## Problem statement
Lines holding the string "medical" in the listing below are to be copied.

***** Records provided *****

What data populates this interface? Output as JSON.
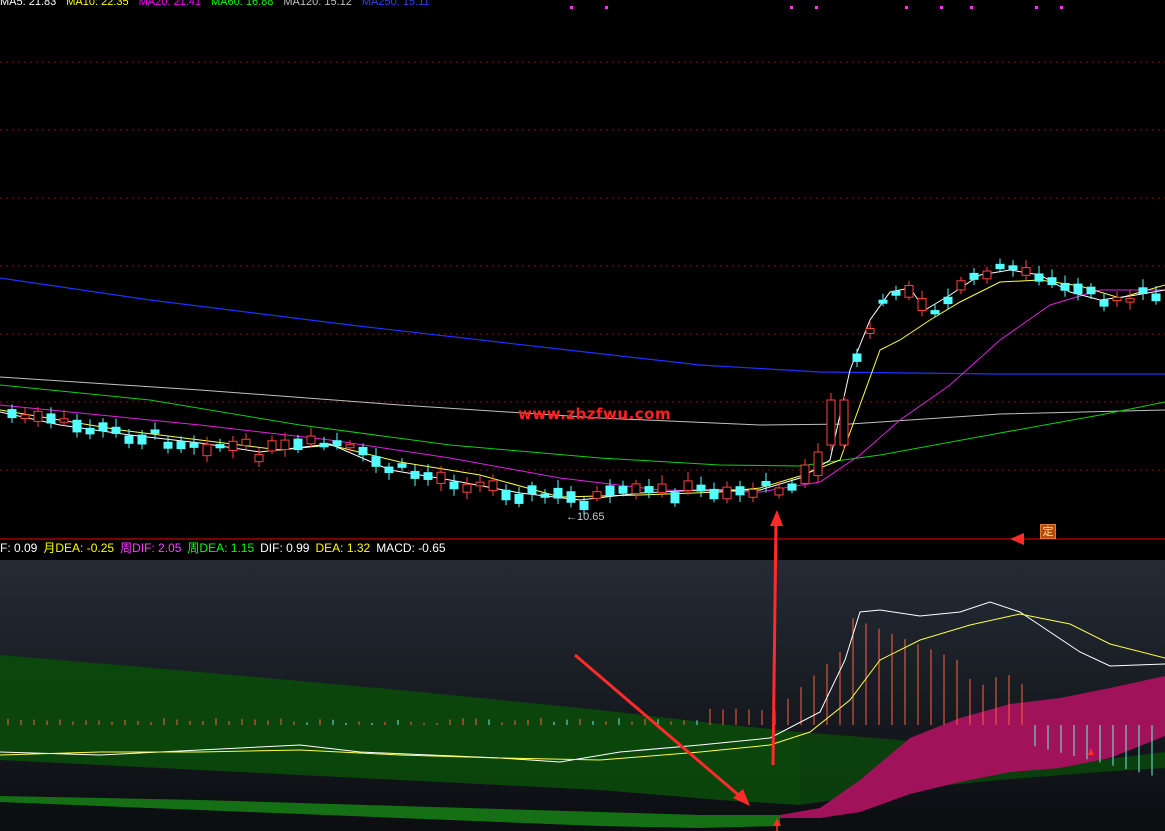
{
  "price_panel": {
    "ma_legend": [
      {
        "text": "MA5: 21.83",
        "color": "#ffffff"
      },
      {
        "text": "MA10: 22.35",
        "color": "#ffff00"
      },
      {
        "text": "MA20: 21.41",
        "color": "#ff00ff"
      },
      {
        "text": "MA60: 16.88",
        "color": "#00ff00"
      },
      {
        "text": "MA120: 15.12",
        "color": "#c0c0c0"
      },
      {
        "text": "MA250: 15.11",
        "color": "#3040ff"
      }
    ],
    "low_marker": "←10.65",
    "watermark": "www.zbzfwu.com",
    "ding_badge": "定"
  },
  "indicator_panel": {
    "legend": [
      {
        "text": "F: 0.09",
        "color": "#ffffff"
      },
      {
        "text": "月DEA: -0.25",
        "color": "#ffff00"
      },
      {
        "text": "周DIF: 2.05",
        "color": "#ff40ff"
      },
      {
        "text": "周DEA: 1.15",
        "color": "#00ff00"
      },
      {
        "text": "DIF: 0.99",
        "color": "#ffffff"
      },
      {
        "text": "DEA: 1.32",
        "color": "#ffff00"
      },
      {
        "text": "MACD: -0.65",
        "color": "#ffffff"
      }
    ]
  },
  "colors": {
    "up_candle": "#ff4040",
    "down_candle": "#54ffff",
    "grid": "#8a1010",
    "divider": "#c00000",
    "ma250": "#2030ff",
    "ma120": "#c0c0c0",
    "ma60": "#10d010",
    "ma20": "#e020e0",
    "ma10": "#ffff40",
    "ma5": "#ffffff",
    "weekly_fill_pos": "#a0125a",
    "weekly_fill_neg": "#0a4a0a",
    "arrow": "#ff2a2a"
  }
}
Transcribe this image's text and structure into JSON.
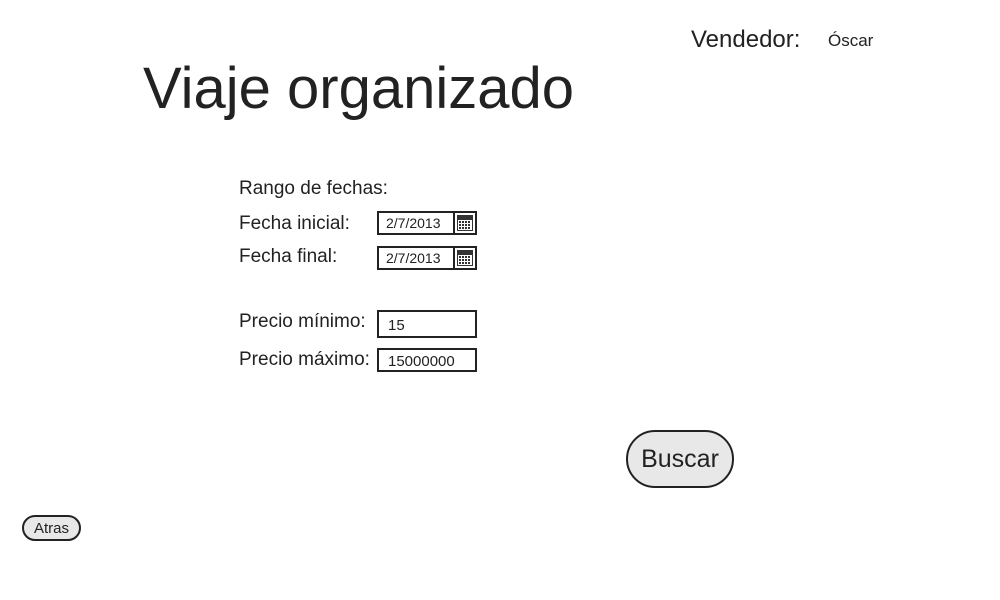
{
  "header": {
    "seller_label": "Vendedor:",
    "seller_name": "Óscar",
    "title": "Viaje organizado"
  },
  "form": {
    "date_range_label": "Rango de fechas:",
    "start_date_label": "Fecha inicial:",
    "start_date_value": "2/7/2013",
    "end_date_label": "Fecha final:",
    "end_date_value": "2/7/2013",
    "min_price_label": "Precio mínimo:",
    "min_price_value": "15",
    "max_price_label": "Precio máximo:",
    "max_price_value": "15000000"
  },
  "actions": {
    "search_label": "Buscar",
    "back_label": "Atras"
  },
  "icons": {
    "date_picker": "calendar-icon"
  }
}
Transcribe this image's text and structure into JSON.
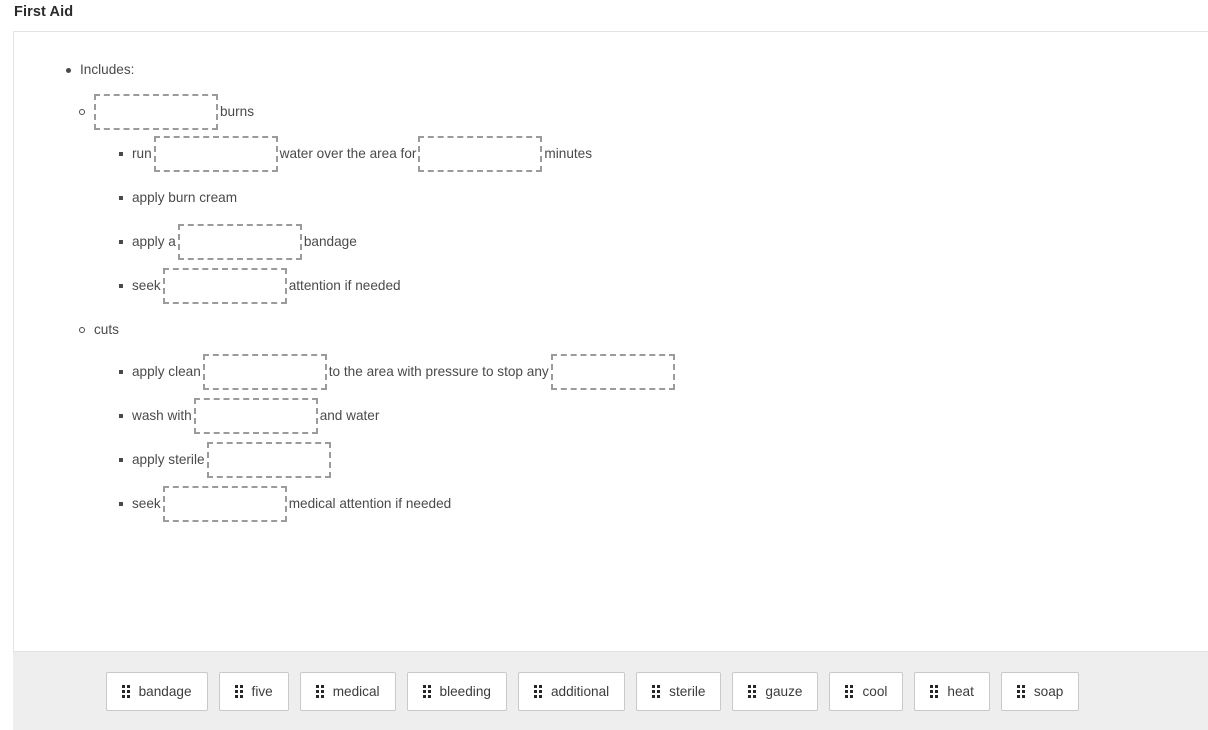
{
  "header": {
    "title": "First Aid"
  },
  "exercise": {
    "root_label": "Includes:",
    "sections": [
      {
        "label": "burns",
        "label_position": "after-blank",
        "steps": [
          {
            "parts": [
              {
                "type": "text",
                "value": "run"
              },
              {
                "type": "blank"
              },
              {
                "type": "text",
                "value": "water over the area for"
              },
              {
                "type": "blank"
              },
              {
                "type": "text",
                "value": "minutes"
              }
            ]
          },
          {
            "parts": [
              {
                "type": "text",
                "value": "apply burn cream"
              }
            ]
          },
          {
            "parts": [
              {
                "type": "text",
                "value": "apply a"
              },
              {
                "type": "blank"
              },
              {
                "type": "text",
                "value": "bandage"
              }
            ]
          },
          {
            "parts": [
              {
                "type": "text",
                "value": "seek"
              },
              {
                "type": "blank"
              },
              {
                "type": "text",
                "value": "attention if needed"
              }
            ]
          }
        ]
      },
      {
        "label": "cuts",
        "label_position": "plain",
        "steps": [
          {
            "parts": [
              {
                "type": "text",
                "value": "apply clean"
              },
              {
                "type": "blank"
              },
              {
                "type": "text",
                "value": "to the area with pressure to stop any"
              },
              {
                "type": "blank"
              }
            ]
          },
          {
            "parts": [
              {
                "type": "text",
                "value": "wash with"
              },
              {
                "type": "blank"
              },
              {
                "type": "text",
                "value": "and water"
              }
            ]
          },
          {
            "parts": [
              {
                "type": "text",
                "value": "apply sterile"
              },
              {
                "type": "blank"
              }
            ]
          },
          {
            "parts": [
              {
                "type": "text",
                "value": "seek"
              },
              {
                "type": "blank"
              },
              {
                "type": "text",
                "value": "medical attention if needed"
              }
            ]
          }
        ]
      }
    ]
  },
  "tray": {
    "chips": [
      {
        "label": "bandage",
        "icon": "drag-handle-icon"
      },
      {
        "label": "five",
        "icon": "drag-handle-icon"
      },
      {
        "label": "medical",
        "icon": "drag-handle-icon"
      },
      {
        "label": "bleeding",
        "icon": "drag-handle-icon"
      },
      {
        "label": "additional",
        "icon": "drag-handle-icon"
      },
      {
        "label": "sterile",
        "icon": "drag-handle-icon"
      },
      {
        "label": "gauze",
        "icon": "drag-handle-icon"
      },
      {
        "label": "cool",
        "icon": "drag-handle-icon"
      },
      {
        "label": "heat",
        "icon": "drag-handle-icon"
      },
      {
        "label": "soap",
        "icon": "drag-handle-icon"
      }
    ]
  },
  "colors": {
    "text": "#4a4a4a",
    "title": "#2b2b2b",
    "panel_border": "#e3e3e3",
    "dropzone_border": "#9b9b9b",
    "tray_background": "#eeeeee",
    "chip_border": "#c9c9c9"
  }
}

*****

## Answer to this problem
                "value": "medical attention if needed"
        "label": "medical",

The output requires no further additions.